About 8,600 workers took leave because of a personal illness or injury, and around 2,000 took leave to care for a sick family member. Another 9,200 took leave either because of pregnancy, childbirth or the desire to “bond” with a child. 

Reeves said that the response to the program so far was pretty predictable. 

“I think we always knew that the program would be one of high utilization,” said Reeves. “We always thought, based on the experience of other states, that pregnancy and bonding would be fairly high in terms of the number of claims with an employee’s own health condition following close behind.” 

The one unexpected occurrence, Reeves said, was a spike of 10,000 claims in the month of February, many from people asking for paid leave for reasons related to the Covid-19 Omicron variant. Earlier this month, Reeves apologized for a backlog in processing that was partly due to this influx. 

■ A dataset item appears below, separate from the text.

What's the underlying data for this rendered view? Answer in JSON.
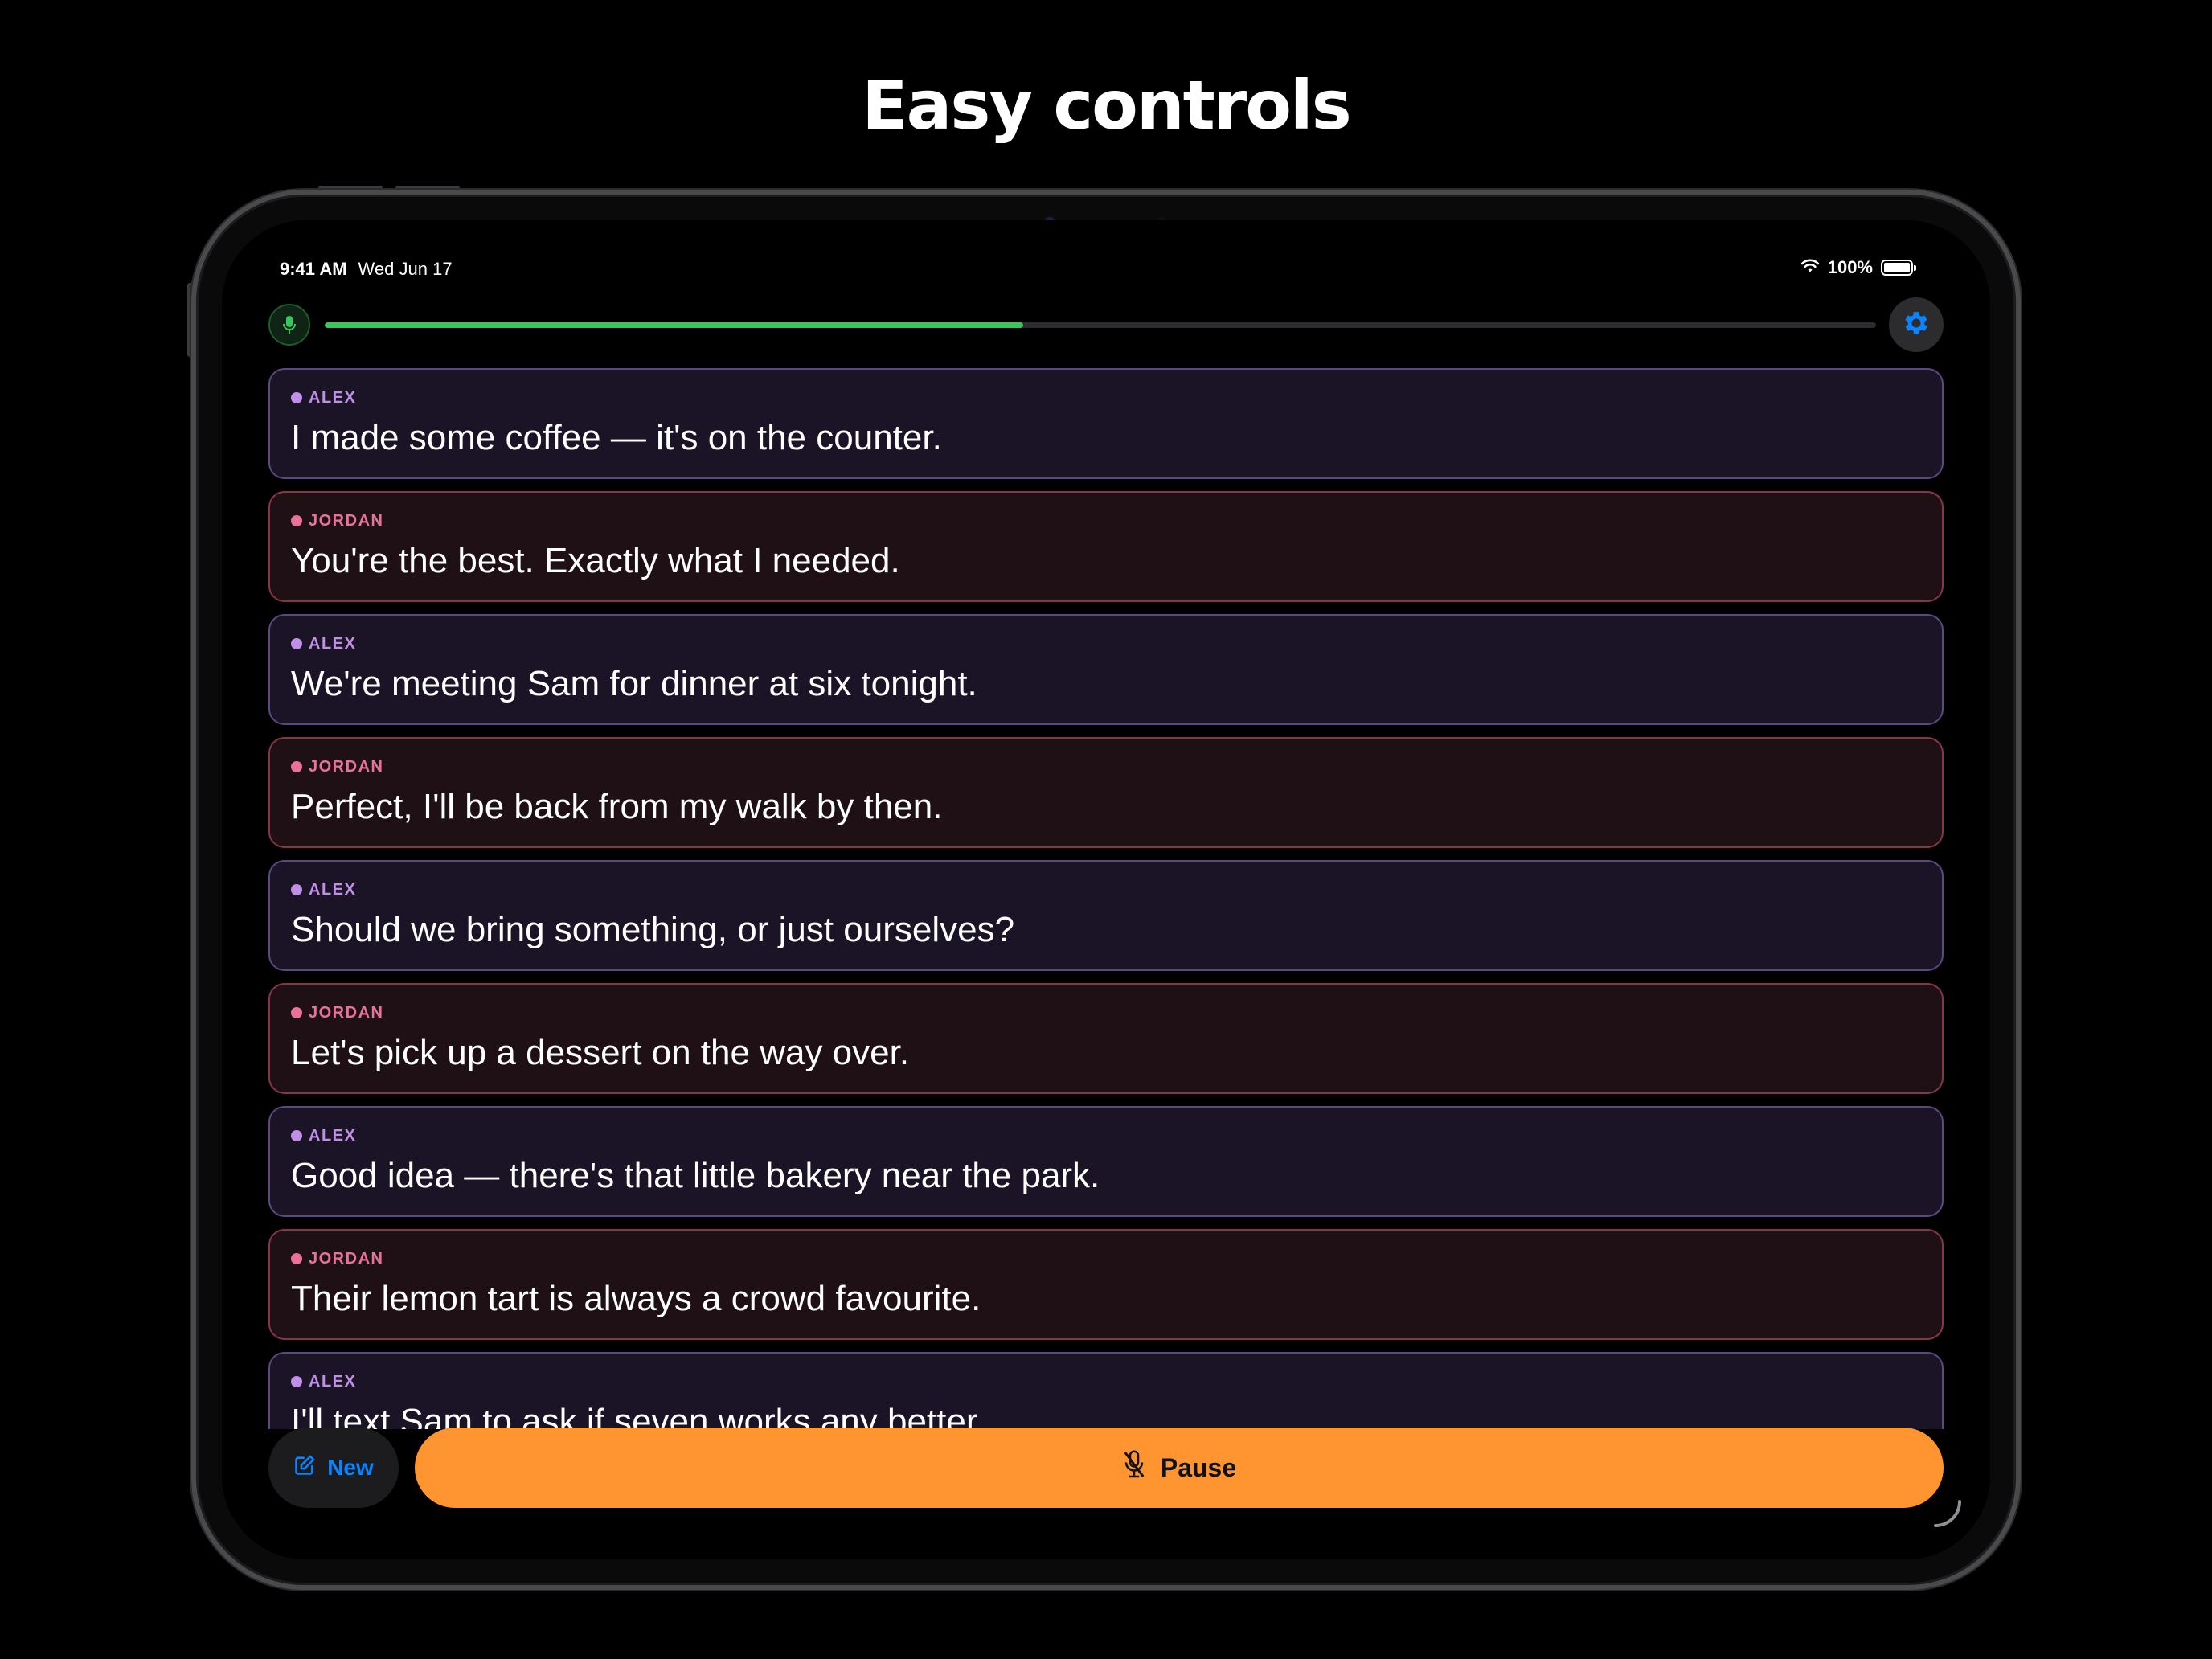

Reeves said that Covid-19 is not always a reason for paid leave — you either have to have spent multiple days in a hospital, be under the care of a physician or have a chronic condition that has gotten worse. 

“So if you’re quarantining or you’re home because someone else is there and your boss won’t let you go back to work – those are a lot of kinds of claims that we got. Those are not covered under the statute,” said Reeves. 

Since then, Reeves said, the number of claims has stabilized at about 7,000 per month. 

According to the most recent data, the average amount that employees taking paid leave so far are receiving is $562 per week. But Reeves said that this number doesn’t give any indication of the socioeconomic status of the people who generally request paid leave. Some people, she said, work multiple jobs and high-income earners are capped at a weekly benefit of $780. 

Additionally, although the paid leave law allows workers to take up to 12 weeks off, the average leave taken in the first five months of 2022 was just under 7 weeks. 

Reeves said that the authority has about $460 million available to pay worker’s claims, and that based on the current trajectory, they could pay anywhere from $200 to $300 million — less than their original predictions from the insurance carrier AFLAC of between $375 and $400 million. 

In June, the authority paid an additional $11 million, bringing the total paid claims to $92 million. 

Asked whether the fund was on a sustainable path, Reeves replied that, “based on the actuarial analysis from 2021, even in the worse case scenario, the fund is predicted to be solvent for the next 5 years. If solvency becomes a concern, the board has statutory authority to adjust the benefits payments to assure the fund’s solvency.”

The authority will issue an official report of the data on July 1.


Emilia Otte

Emilia Otte covers health and education for the Connecticut Examiner. In 2022 Otte was awarded "Rookie of the Year," by the New England Newspaper & Press Association.

e.otte@ctexaminer.com